---- EXCERPTED RECORDS

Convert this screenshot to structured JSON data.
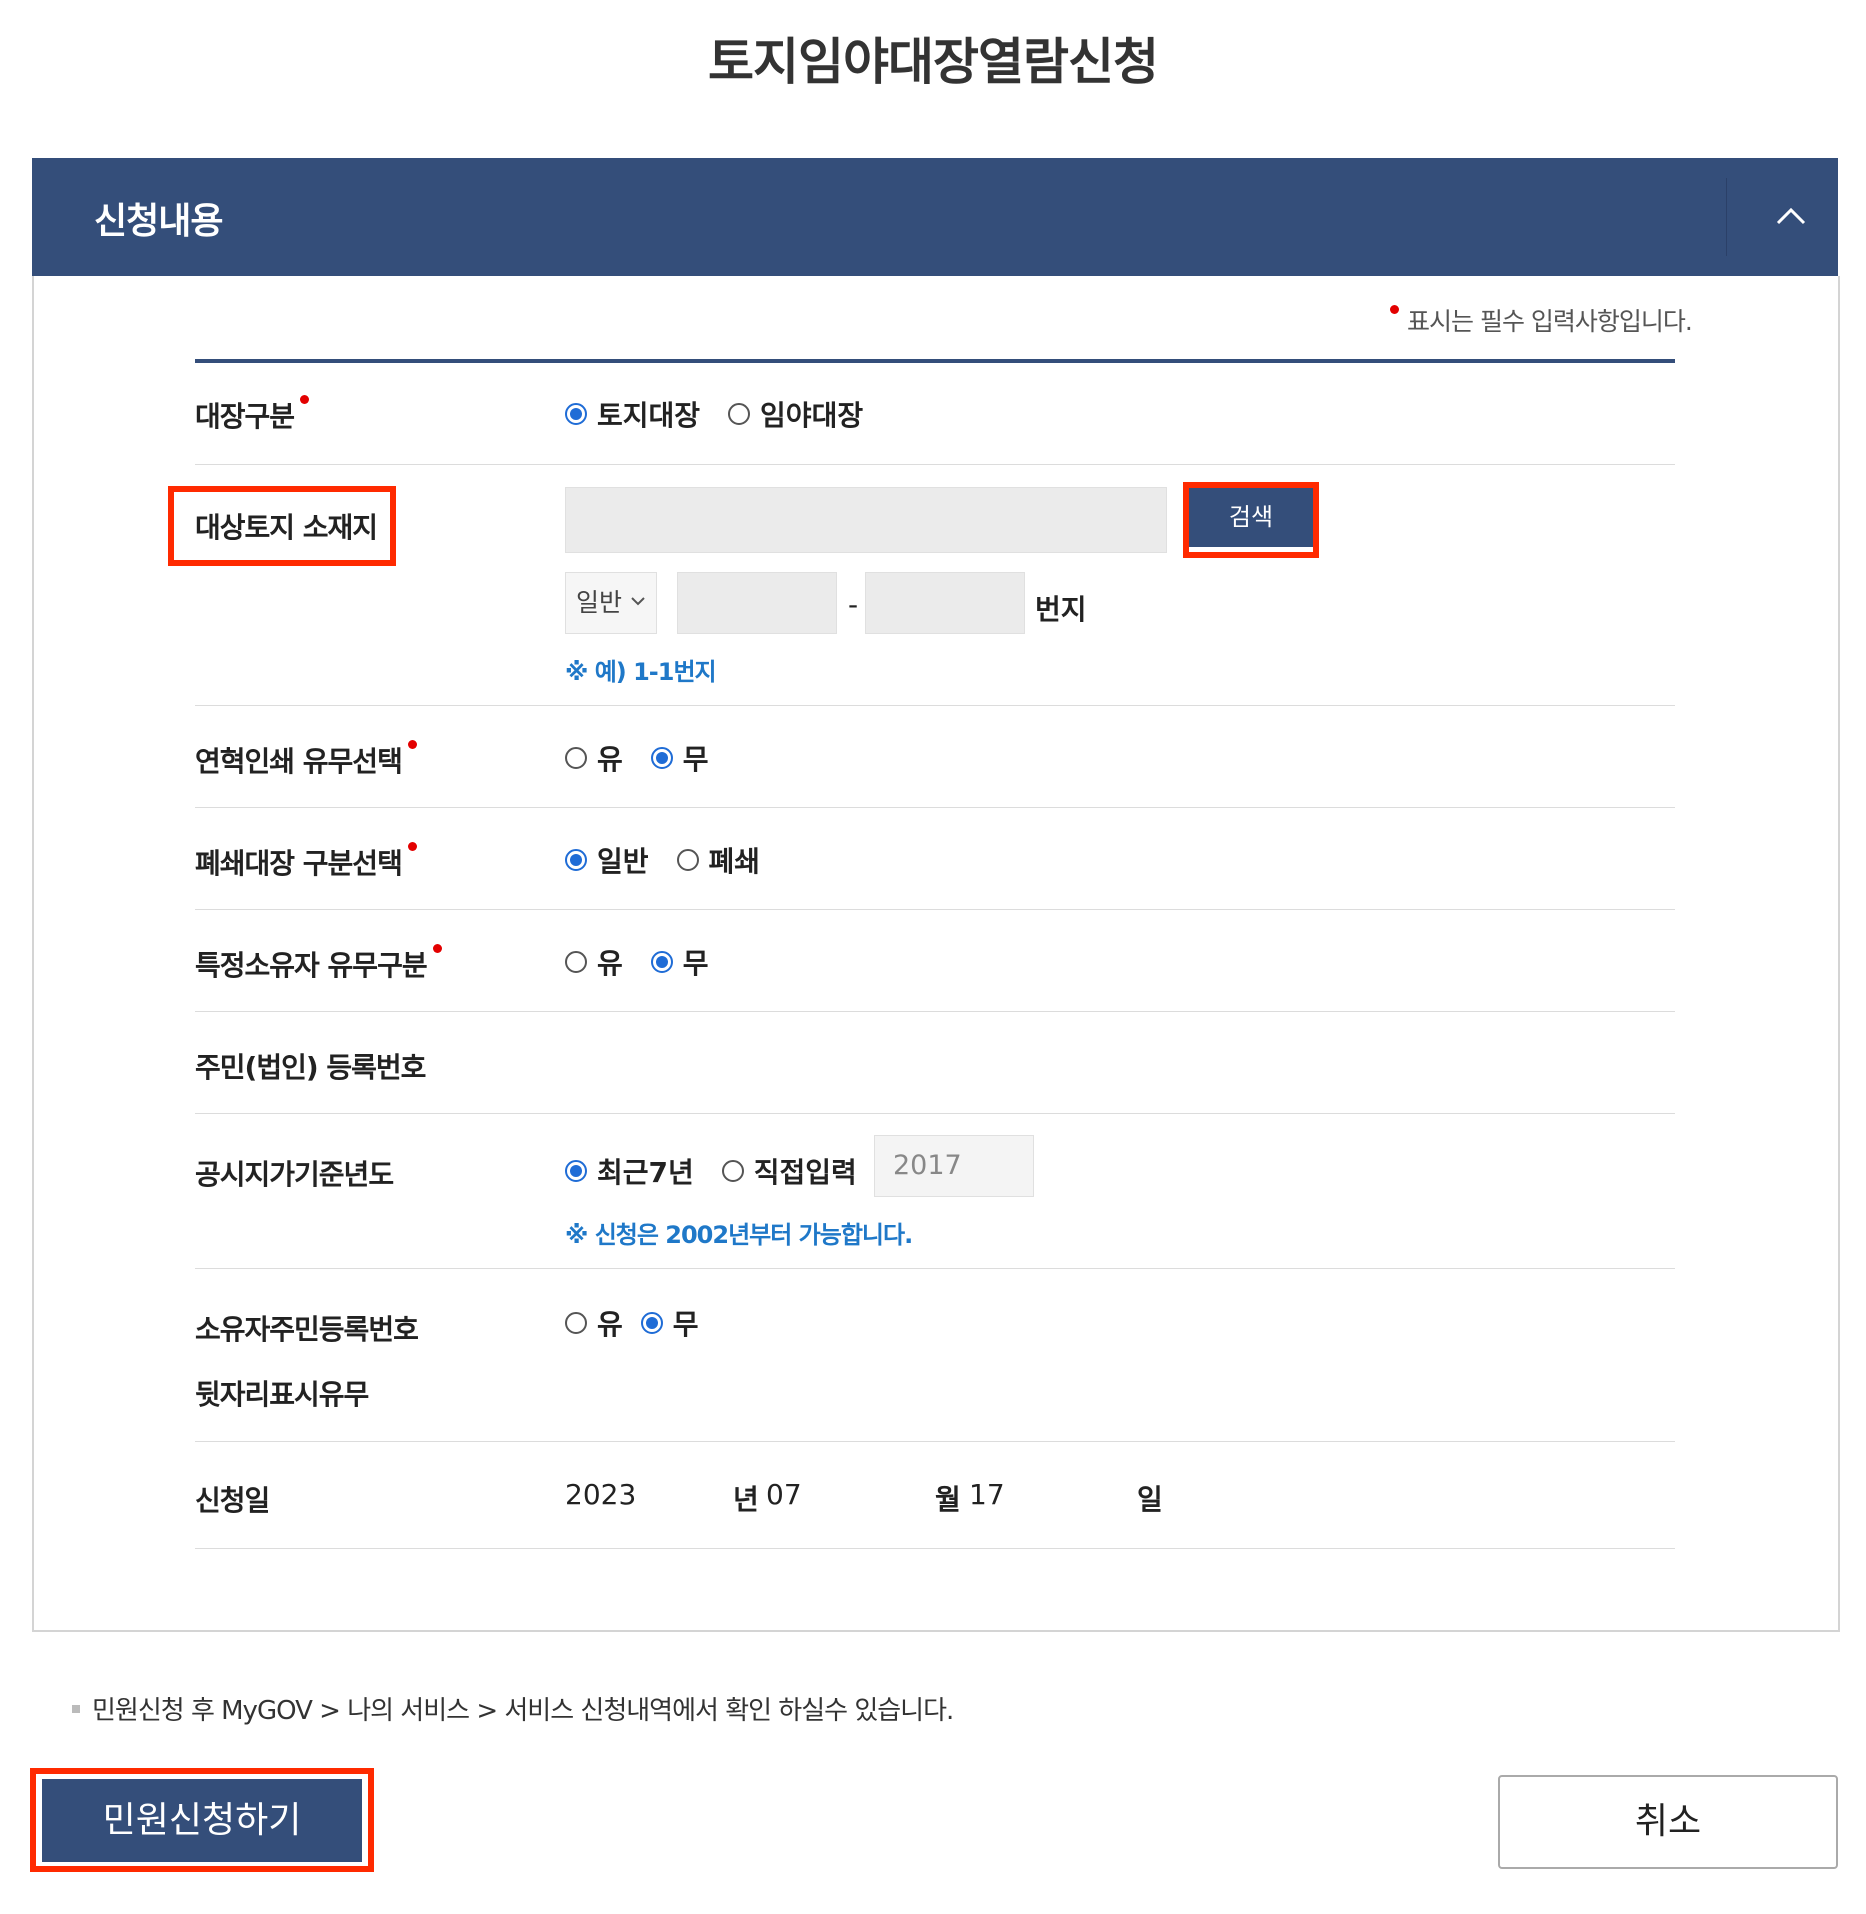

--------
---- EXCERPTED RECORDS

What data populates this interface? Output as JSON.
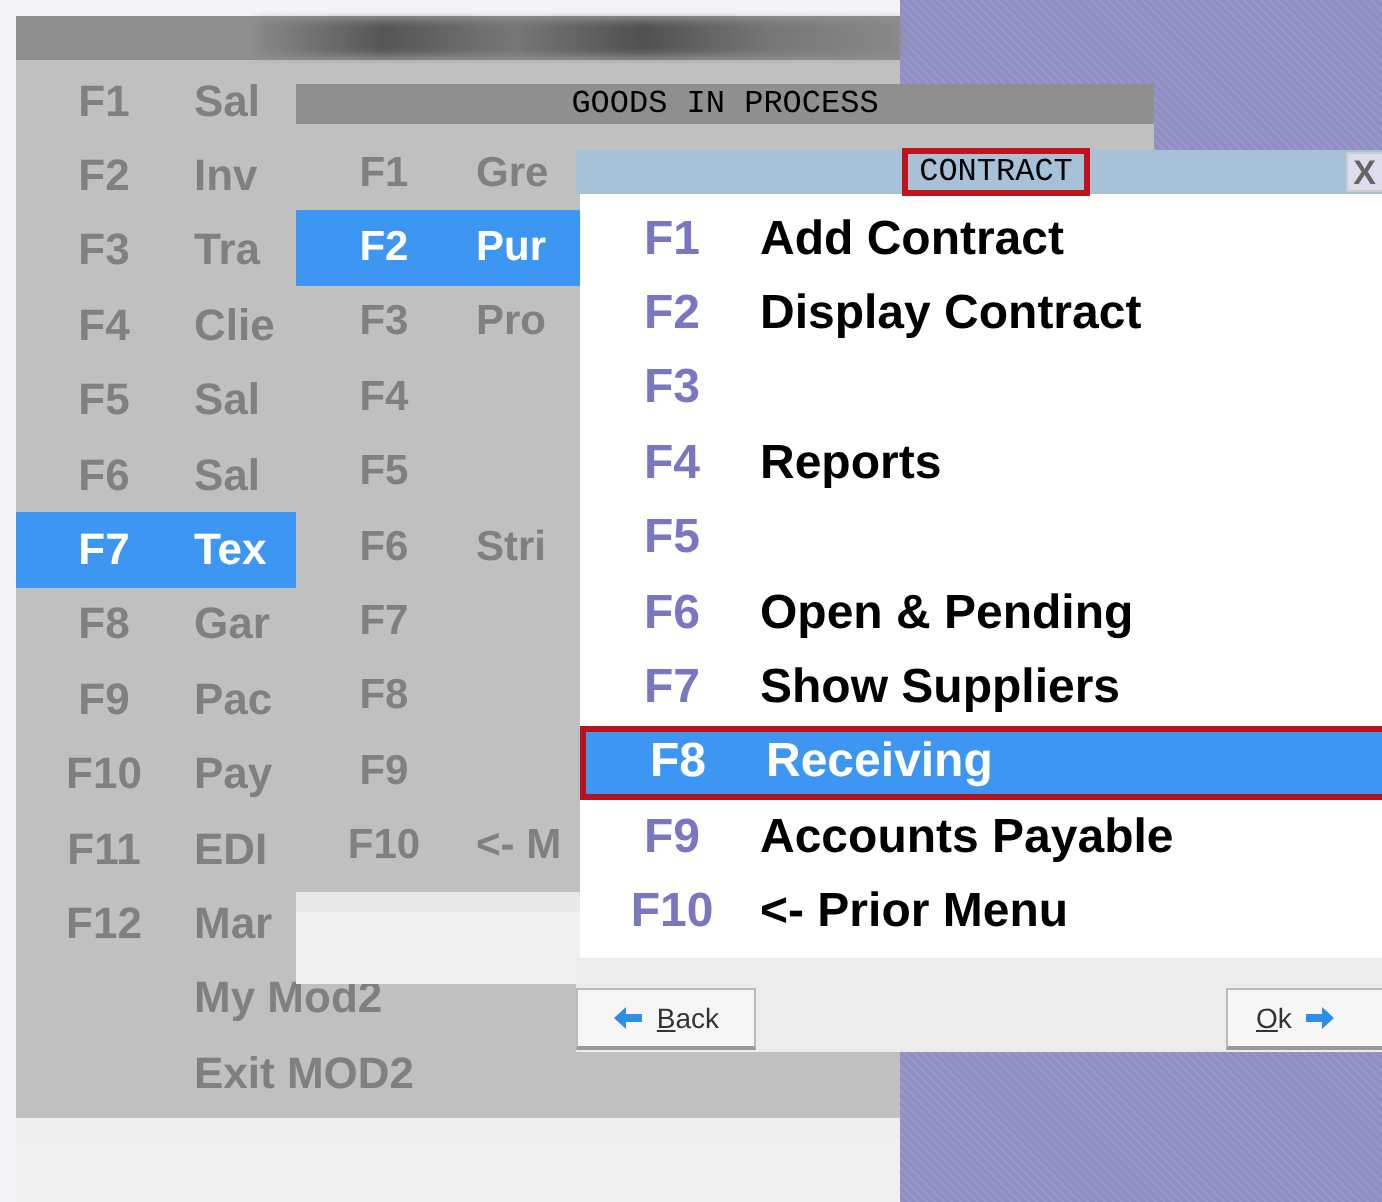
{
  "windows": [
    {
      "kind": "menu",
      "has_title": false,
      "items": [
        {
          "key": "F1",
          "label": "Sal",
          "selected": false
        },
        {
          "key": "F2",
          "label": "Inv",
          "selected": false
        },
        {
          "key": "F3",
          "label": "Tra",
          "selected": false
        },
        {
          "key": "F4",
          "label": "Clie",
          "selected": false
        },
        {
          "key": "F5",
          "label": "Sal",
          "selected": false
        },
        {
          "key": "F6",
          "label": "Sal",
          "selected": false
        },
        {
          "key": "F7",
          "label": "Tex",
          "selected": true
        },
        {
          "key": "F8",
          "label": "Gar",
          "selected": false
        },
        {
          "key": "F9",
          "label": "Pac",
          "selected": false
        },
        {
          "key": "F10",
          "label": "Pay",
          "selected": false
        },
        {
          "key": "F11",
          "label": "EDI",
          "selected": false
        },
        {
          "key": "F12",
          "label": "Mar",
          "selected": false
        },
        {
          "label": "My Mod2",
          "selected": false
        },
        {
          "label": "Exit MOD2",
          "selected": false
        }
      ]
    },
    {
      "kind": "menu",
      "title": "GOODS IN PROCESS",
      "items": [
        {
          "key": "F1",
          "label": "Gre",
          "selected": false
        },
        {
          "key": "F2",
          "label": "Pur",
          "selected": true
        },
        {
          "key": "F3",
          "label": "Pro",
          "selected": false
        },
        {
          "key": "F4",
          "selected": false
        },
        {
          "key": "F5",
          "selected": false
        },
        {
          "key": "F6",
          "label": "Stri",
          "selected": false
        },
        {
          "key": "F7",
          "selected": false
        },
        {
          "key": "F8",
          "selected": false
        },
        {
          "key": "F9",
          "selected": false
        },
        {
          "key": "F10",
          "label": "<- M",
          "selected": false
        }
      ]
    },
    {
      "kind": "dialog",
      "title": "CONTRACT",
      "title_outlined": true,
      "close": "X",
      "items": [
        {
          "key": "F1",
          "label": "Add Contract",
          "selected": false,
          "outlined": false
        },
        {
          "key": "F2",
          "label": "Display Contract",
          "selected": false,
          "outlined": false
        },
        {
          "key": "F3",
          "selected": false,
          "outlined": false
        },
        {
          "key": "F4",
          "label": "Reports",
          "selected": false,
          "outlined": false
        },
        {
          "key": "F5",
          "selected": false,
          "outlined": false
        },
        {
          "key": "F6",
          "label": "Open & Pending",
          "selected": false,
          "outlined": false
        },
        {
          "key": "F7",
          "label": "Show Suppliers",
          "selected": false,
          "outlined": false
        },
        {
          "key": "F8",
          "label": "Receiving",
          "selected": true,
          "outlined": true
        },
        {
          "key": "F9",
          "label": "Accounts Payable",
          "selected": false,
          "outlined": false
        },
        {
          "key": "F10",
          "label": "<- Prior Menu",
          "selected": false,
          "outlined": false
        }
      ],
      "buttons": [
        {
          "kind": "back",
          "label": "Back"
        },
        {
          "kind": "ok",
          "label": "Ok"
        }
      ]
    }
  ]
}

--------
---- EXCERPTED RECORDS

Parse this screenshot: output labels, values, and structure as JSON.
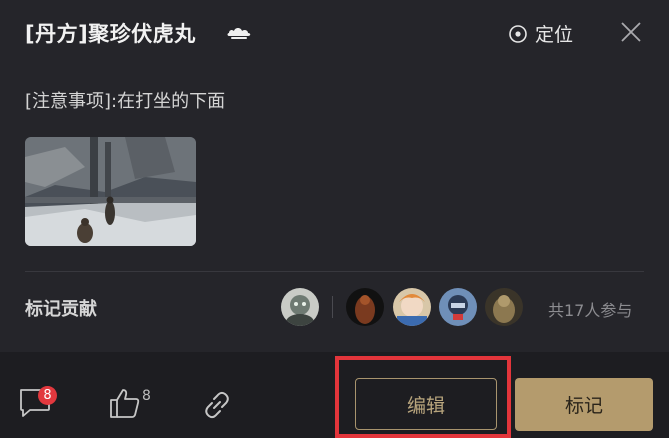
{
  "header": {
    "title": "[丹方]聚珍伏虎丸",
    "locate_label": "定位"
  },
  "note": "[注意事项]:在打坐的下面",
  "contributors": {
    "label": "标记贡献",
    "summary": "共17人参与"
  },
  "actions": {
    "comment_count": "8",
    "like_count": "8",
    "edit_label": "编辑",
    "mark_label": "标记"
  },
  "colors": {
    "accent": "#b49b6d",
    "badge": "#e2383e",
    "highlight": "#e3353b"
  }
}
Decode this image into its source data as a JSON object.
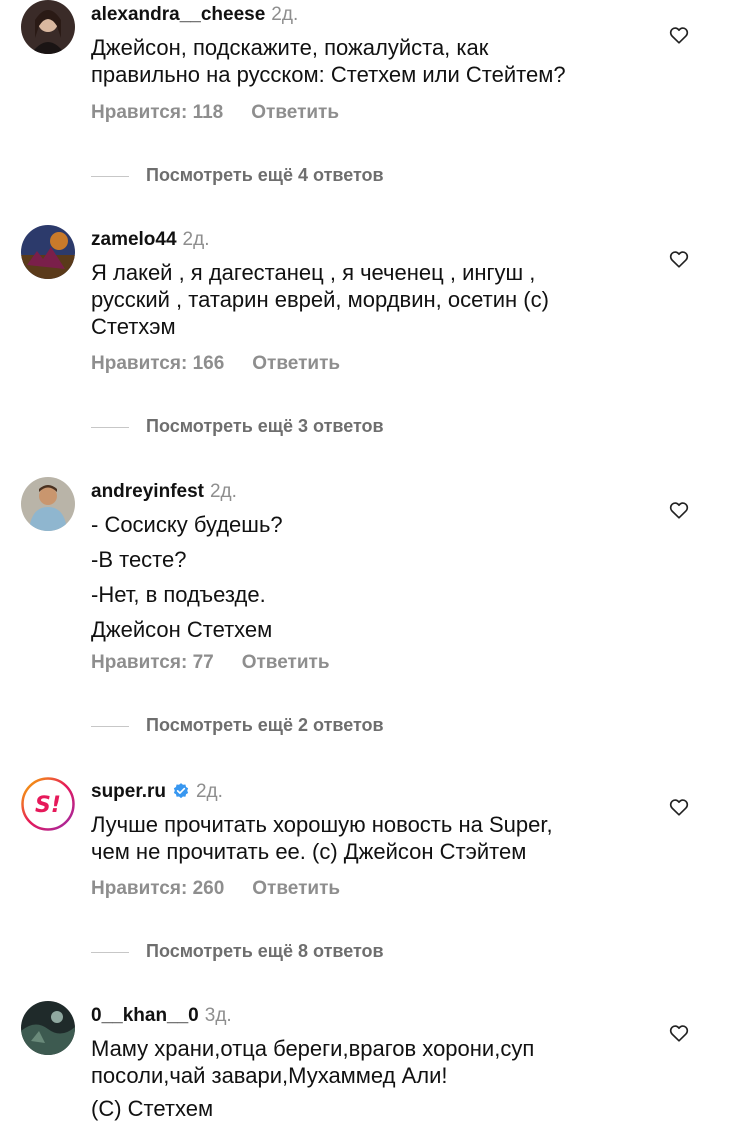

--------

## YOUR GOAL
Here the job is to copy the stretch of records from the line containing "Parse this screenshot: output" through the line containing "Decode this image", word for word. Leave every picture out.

## SOLUTION FOR THIS PROBLEM
Parse this screenshot: output labels, values, and structure as JSON.
{
  "header": {
    "title": "[丹方]聚珍伏虎丸",
    "locate_label": "定位"
  },
  "note": "[注意事项]:在打坐的下面",
  "contributors": {
    "label": "标记贡献",
    "summary": "共17人参与"
  },
  "actions": {
    "comment_count": "8",
    "like_count": "8",
    "edit_label": "编辑",
    "mark_label": "标记"
  },
  "colors": {
    "accent": "#b49b6d",
    "badge": "#e2383e",
    "highlight": "#e3353b"
  }
}
Decode this image into its source data as a JSON object.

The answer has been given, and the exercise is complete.